Having read the entries, repeat all of them exactly.
··········
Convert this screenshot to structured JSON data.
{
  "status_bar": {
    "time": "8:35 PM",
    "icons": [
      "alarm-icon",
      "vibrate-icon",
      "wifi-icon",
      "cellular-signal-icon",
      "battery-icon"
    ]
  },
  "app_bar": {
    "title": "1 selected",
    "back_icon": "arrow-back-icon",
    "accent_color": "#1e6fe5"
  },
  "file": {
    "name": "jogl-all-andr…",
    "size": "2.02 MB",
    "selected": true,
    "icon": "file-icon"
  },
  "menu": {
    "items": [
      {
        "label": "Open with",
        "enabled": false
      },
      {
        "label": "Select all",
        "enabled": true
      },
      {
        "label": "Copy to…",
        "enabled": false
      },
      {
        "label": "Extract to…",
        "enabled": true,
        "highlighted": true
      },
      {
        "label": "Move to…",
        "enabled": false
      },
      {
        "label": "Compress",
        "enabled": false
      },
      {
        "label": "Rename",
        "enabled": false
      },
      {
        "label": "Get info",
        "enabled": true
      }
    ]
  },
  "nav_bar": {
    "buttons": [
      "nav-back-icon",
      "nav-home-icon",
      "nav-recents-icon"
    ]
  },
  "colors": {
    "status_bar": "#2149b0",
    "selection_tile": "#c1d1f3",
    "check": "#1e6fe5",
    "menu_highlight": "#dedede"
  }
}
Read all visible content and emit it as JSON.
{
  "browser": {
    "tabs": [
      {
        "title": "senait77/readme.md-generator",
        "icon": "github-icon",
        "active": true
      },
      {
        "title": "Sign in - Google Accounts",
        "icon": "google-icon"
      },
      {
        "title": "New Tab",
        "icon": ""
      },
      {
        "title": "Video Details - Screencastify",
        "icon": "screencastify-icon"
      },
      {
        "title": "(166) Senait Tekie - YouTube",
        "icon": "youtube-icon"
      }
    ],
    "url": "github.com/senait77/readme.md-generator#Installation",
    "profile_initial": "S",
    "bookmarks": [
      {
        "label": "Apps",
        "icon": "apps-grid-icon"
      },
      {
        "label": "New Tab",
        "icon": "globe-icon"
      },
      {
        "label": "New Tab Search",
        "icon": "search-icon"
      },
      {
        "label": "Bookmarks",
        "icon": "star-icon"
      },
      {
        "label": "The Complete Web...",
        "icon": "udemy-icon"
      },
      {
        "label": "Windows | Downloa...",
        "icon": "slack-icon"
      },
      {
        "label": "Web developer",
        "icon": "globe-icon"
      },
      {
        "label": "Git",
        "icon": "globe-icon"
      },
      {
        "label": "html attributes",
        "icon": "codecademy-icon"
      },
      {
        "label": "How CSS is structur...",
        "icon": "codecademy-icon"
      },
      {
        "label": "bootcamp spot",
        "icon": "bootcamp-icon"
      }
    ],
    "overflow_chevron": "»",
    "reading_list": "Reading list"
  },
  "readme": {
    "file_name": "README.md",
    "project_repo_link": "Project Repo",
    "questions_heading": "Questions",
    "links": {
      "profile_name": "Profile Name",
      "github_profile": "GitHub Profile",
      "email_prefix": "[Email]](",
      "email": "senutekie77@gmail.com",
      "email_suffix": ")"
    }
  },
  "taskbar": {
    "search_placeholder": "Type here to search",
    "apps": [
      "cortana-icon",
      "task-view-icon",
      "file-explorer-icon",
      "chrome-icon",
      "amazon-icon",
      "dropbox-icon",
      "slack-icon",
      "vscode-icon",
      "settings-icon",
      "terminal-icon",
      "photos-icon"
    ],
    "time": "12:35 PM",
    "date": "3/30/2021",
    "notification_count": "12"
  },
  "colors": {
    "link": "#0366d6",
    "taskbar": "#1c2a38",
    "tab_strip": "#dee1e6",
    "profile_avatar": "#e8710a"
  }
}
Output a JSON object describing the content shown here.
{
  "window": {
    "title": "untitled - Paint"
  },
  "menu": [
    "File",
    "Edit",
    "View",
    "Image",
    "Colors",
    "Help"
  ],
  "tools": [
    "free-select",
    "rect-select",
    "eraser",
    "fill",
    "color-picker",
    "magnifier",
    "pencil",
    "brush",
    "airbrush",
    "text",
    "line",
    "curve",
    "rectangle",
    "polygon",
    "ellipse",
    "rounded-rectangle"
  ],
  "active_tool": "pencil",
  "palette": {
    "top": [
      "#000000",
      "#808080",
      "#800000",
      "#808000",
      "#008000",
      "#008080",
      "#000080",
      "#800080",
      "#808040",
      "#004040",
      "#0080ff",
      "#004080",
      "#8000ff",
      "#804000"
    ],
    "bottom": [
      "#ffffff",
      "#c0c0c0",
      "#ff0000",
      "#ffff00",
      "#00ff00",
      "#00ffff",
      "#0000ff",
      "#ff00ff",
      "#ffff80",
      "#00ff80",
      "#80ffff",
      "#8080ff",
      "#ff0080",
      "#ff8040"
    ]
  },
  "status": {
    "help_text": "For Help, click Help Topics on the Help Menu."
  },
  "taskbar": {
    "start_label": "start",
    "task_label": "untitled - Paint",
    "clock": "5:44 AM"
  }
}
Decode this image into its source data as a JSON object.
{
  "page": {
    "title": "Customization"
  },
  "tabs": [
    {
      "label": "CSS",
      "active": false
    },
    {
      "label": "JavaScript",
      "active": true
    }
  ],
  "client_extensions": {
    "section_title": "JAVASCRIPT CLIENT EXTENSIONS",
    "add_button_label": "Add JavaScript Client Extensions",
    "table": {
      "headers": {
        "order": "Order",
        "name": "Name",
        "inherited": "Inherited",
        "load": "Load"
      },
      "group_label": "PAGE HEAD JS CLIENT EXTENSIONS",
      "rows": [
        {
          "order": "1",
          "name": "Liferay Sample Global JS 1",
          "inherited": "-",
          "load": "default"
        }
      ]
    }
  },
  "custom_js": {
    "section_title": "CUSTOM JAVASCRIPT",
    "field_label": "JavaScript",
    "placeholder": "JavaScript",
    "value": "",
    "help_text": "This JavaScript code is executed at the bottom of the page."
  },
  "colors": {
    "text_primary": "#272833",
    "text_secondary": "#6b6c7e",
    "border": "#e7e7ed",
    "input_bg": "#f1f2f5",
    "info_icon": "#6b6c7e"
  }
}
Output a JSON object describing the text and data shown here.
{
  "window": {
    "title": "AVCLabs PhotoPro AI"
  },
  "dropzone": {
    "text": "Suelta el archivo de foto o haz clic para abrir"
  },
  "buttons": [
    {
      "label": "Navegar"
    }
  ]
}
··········
▶ **Answer below**:
Convert this screenshot to structured JSON data.
{
  "status_bar": {
    "time": "8:35 PM",
    "icons": [
      "alarm-icon",
      "vibrate-icon",
      "wifi-icon",
      "cellular-signal-icon",
      "battery-icon"
    ]
  },
  "app_bar": {
    "title": "1 selected",
    "back_icon": "arrow-back-icon",
    "accent_color": "#1e6fe5"
  },
  "file": {
    "name": "jogl-all-andr…",
    "size": "2.02 MB",
    "selected": true,
    "icon": "file-icon"
  },
  "menu": {
    "items": [
      {
        "label": "Open with",
        "enabled": false
      },
      {
        "label": "Select all",
        "enabled": true
      },
      {
        "label": "Copy to…",
        "enabled": false
      },
      {
        "label": "Extract to…",
        "enabled": true,
        "highlighted": true
      },
      {
        "label": "Move to…",
        "enabled": false
      },
      {
        "label": "Compress",
        "enabled": false
      },
      {
        "label": "Rename",
        "enabled": false
      },
      {
        "label": "Get info",
        "enabled": true
      }
    ]
  },
  "nav_bar": {
    "buttons": [
      "nav-back-icon",
      "nav-home-icon",
      "nav-recents-icon"
    ]
  },
  "colors": {
    "status_bar": "#2149b0",
    "selection_tile": "#c1d1f3",
    "check": "#1e6fe5",
    "menu_highlight": "#dedede"
  }
}
Read all visible content and emit it as JSON.
{
  "browser": {
    "tabs": [
      {
        "title": "senait77/readme.md-generator",
        "icon": "github-icon",
        "active": true
      },
      {
        "title": "Sign in - Google Accounts",
        "icon": "google-icon"
      },
      {
        "title": "New Tab",
        "icon": ""
      },
      {
        "title": "Video Details - Screencastify",
        "icon": "screencastify-icon"
      },
      {
        "title": "(166) Senait Tekie - YouTube",
        "icon": "youtube-icon"
      }
    ],
    "url": "github.com/senait77/readme.md-generator#Installation",
    "profile_initial": "S",
    "bookmarks": [
      {
        "label": "Apps",
        "icon": "apps-grid-icon"
      },
      {
        "label": "New Tab",
        "icon": "globe-icon"
      },
      {
        "label": "New Tab Search",
        "icon": "search-icon"
      },
      {
        "label": "Bookmarks",
        "icon": "star-icon"
      },
      {
        "label": "The Complete Web...",
        "icon": "udemy-icon"
      },
      {
        "label": "Windows | Downloa...",
        "icon": "slack-icon"
      },
      {
        "label": "Web developer",
        "icon": "globe-icon"
      },
      {
        "label": "Git",
        "icon": "globe-icon"
      },
      {
        "label": "html attributes",
        "icon": "codecademy-icon"
      },
      {
        "label": "How CSS is structur...",
        "icon": "codecademy-icon"
      },
      {
        "label": "bootcamp spot",
        "icon": "bootcamp-icon"
      }
    ],
    "overflow_chevron": "»",
    "reading_list": "Reading list"
  },
  "readme": {
    "file_name": "README.md",
    "project_repo_link": "Project Repo",
    "questions_heading": "Questions",
    "links": {
      "profile_name": "Profile Name",
      "github_profile": "GitHub Profile",
      "email_prefix": "[Email]](",
      "email": "senutekie77@gmail.com",
      "email_suffix": ")"
    }
  },
  "taskbar": {
    "search_placeholder": "Type here to search",
    "apps": [
      "cortana-icon",
      "task-view-icon",
      "file-explorer-icon",
      "chrome-icon",
      "amazon-icon",
      "dropbox-icon",
      "slack-icon",
      "vscode-icon",
      "settings-icon",
      "terminal-icon",
      "photos-icon"
    ],
    "time": "12:35 PM",
    "date": "3/30/2021",
    "notification_count": "12"
  },
  "colors": {
    "link": "#0366d6",
    "taskbar": "#1c2a38",
    "tab_strip": "#dee1e6",
    "profile_avatar": "#e8710a"
  }
}
Output a JSON object describing the content shown here.
{
  "window": {
    "title": "untitled - Paint"
  },
  "menu": [
    "File",
    "Edit",
    "View",
    "Image",
    "Colors",
    "Help"
  ],
  "tools": [
    "free-select",
    "rect-select",
    "eraser",
    "fill",
    "color-picker",
    "magnifier",
    "pencil",
    "brush",
    "airbrush",
    "text",
    "line",
    "curve",
    "rectangle",
    "polygon",
    "ellipse",
    "rounded-rectangle"
  ],
  "active_tool": "pencil",
  "palette": {
    "top": [
      "#000000",
      "#808080",
      "#800000",
      "#808000",
      "#008000",
      "#008080",
      "#000080",
      "#800080",
      "#808040",
      "#004040",
      "#0080ff",
      "#004080",
      "#8000ff",
      "#804000"
    ],
    "bottom": [
      "#ffffff",
      "#c0c0c0",
      "#ff0000",
      "#ffff00",
      "#00ff00",
      "#00ffff",
      "#0000ff",
      "#ff00ff",
      "#ffff80",
      "#00ff80",
      "#80ffff",
      "#8080ff",
      "#ff0080",
      "#ff8040"
    ]
  },
  "status": {
    "help_text": "For Help, click Help Topics on the Help Menu."
  },
  "taskbar": {
    "start_label": "start",
    "task_label": "untitled - Paint",
    "clock": "5:44 AM"
  }
}
Decode this image into its source data as a JSON object.
{
  "page": {
    "title": "Customization"
  },
  "tabs": [
    {
      "label": "CSS",
      "active": false
    },
    {
      "label": "JavaScript",
      "active": true
    }
  ],
  "client_extensions": {
    "section_title": "JAVASCRIPT CLIENT EXTENSIONS",
    "add_button_label": "Add JavaScript Client Extensions",
    "table": {
      "headers": {
        "order": "Order",
        "name": "Name",
        "inherited": "Inherited",
        "load": "Load"
      },
      "group_label": "PAGE HEAD JS CLIENT EXTENSIONS",
      "rows": [
        {
          "order": "1",
          "name": "Liferay Sample Global JS 1",
          "inherited": "-",
          "load": "default"
        }
      ]
    }
  },
  "custom_js": {
    "section_title": "CUSTOM JAVASCRIPT",
    "field_label": "JavaScript",
    "placeholder": "JavaScript",
    "value": "",
    "help_text": "This JavaScript code is executed at the bottom of the page."
  },
  "colors": {
    "text_primary": "#272833",
    "text_secondary": "#6b6c7e",
    "border": "#e7e7ed",
    "input_bg": "#f1f2f5",
    "info_icon": "#6b6c7e"
  }
}
Output a JSON object describing the text and data shown here.
{
  "window": {
    "title": "AVCLabs PhotoPro AI"
  },
  "dropzone": {
    "text": "Suelta el archivo de foto o haz clic para abrir"
  },
  "buttons": [
    {
      "label": "Navegar"
    }
  ]
}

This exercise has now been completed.